I know, it’s perfectly obvious, trite and sentimentally established and boring, even. It’s midwinter. The sun comes out for a few hours now and then in the temperate zone, and then gives up the ghost and retreats. People are mostly bundled up; even though they may feel too warmly dressed for the particular day, they don’t want to be caught out later without adequate coverage, so they overdo it and take the chance of getting a cold from being too warmly dressed for the occasion. My favorite iced coffee isn’t an option right now, because I’m not one of those hardy souls who drink it in all weathers, so I have to go for hot coffee or cocoa, just to keep warm. People on the bus are all bundled up too, and for some reason are carrying more heavy burdens than they do in warmer weather, God knows why. Or, maybe it’s just that we all look like a bunch of overburdened bears or hippopotami, or other ungainly animals, wrapped up as we are and carrying what we have to carry.
I did yesterday go for a bit of a walk after getting off the bus and running some admittedly enjoyment-filled errands and having lunch (I can’t pretend that there weren’t some bright spots in the day). But the walk was marred (it’s winter, and I’m complaining) by the necessity to cross the street not just to get where I was going, but once, twice, thrice, four, five, I can’t remember how many times because the merchants and the homeowners had with only indifferent success or attention cleared their sidewalks of the snow. Imagine it, the weather had even depressed them to the extent that they weren’t much concerned about being sued in case of falling accident by all the pedestrians who were keeping me company trying to get back and forth on the snowy sidewalks.
But do you know what really bothers me? I’m reading about five or six different books all at the same time now, yet not one of them inspires me enough for me to write a post on it. Oh, maybe by the time I’m finished, I’ll be ready to write, but it’s hard enough even to keep reading.
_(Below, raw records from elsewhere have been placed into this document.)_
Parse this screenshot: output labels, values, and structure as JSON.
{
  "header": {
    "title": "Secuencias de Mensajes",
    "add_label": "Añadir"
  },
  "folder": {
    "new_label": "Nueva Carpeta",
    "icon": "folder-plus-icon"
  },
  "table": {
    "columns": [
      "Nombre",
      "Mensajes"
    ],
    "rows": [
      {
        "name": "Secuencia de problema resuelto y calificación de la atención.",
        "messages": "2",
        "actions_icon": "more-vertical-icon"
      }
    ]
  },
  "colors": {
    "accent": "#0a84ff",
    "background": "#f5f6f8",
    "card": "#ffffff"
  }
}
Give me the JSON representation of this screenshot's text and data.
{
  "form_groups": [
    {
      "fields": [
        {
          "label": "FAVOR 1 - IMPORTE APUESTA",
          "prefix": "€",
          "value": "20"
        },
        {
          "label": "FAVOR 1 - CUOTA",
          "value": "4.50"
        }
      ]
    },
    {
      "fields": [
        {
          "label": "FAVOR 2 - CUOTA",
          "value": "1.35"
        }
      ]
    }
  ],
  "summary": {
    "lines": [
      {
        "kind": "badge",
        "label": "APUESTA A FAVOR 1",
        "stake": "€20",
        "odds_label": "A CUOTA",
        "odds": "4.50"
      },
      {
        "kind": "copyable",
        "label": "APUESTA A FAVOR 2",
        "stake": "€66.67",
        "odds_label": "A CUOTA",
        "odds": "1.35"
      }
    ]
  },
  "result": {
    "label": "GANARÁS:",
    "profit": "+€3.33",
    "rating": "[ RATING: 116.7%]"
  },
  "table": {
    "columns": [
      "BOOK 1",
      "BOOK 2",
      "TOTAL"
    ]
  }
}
My feet are propped up on the footrest of my lounge chair with a heating pad under them for comfort, and I have a cup of coffee close at hand, and I’ve done what I can to make phone contact with those at a distance who might be interested in how I’m doing (for of course, all winter complaining is self-centered). And though it doesn’t make me feel better, there are many others who are worse off than I am, and who are having harder times right now and complaining about it less. But not even their good example makes me want to stop kvetching and whinging about what is wrong with the day. So, I ask myself (or was asking myself a good half hour ago, before I started this post), “What is the best way not to become morose when everything in the day itself seems to be militating against a cheerful attitude?”
At the risk of sounding extremely self-involved and egotistical (and egoistical, which is a different though just as noxious a thing), I must confess that I got the idea to re-read something I had enjoyed, not just something I’d enjoyed reading of someone else’s, but something of my own that I had enjoyed writing for you. You, if you are honest, will admit that nothing quite makes you as cheerful as the sense of a job well done, and when it’s your own job, that sense is especially strong. Oh, a good dose of Shakespeare or Milton would no doubt improve my psychic or moral outlook, but since it’s my rather more minor and less stately daily weather spirits which need lifting, I decided to be a bit less grand.
And that is all this is, really, some quite insignificant advice which I have to share with you, now that I have gone to my “read blog” function on this site and have looked back through the archives and pondered some of my previous offerings with an open mind. I’ve said to myself about some of these offerings, “This is not bad. Surely a person able to come up with this will eventually get her act together and come up with something which might entertain or enlighten a reader or two.” And that’s what I really want to pass along today to you, my advice that if you really want to get your mid-winter blahs to go away so that you can continue to work profitably, you not only preach to yourself the sermon about good models to be derived from other writers, including those whose blogs you follow, but also look back over your own work for the high points of what you’ve done before. I can attest to the fact that those of you at least whom I follow will find much there to make your own spirits rise and to continue to inspire your other readers. And somehow, we will all of us get through this cold/rainy/snowy/glum/dim/lackluster winter together, by reference to what we have all achieved together, which is a writing and reading sense of community.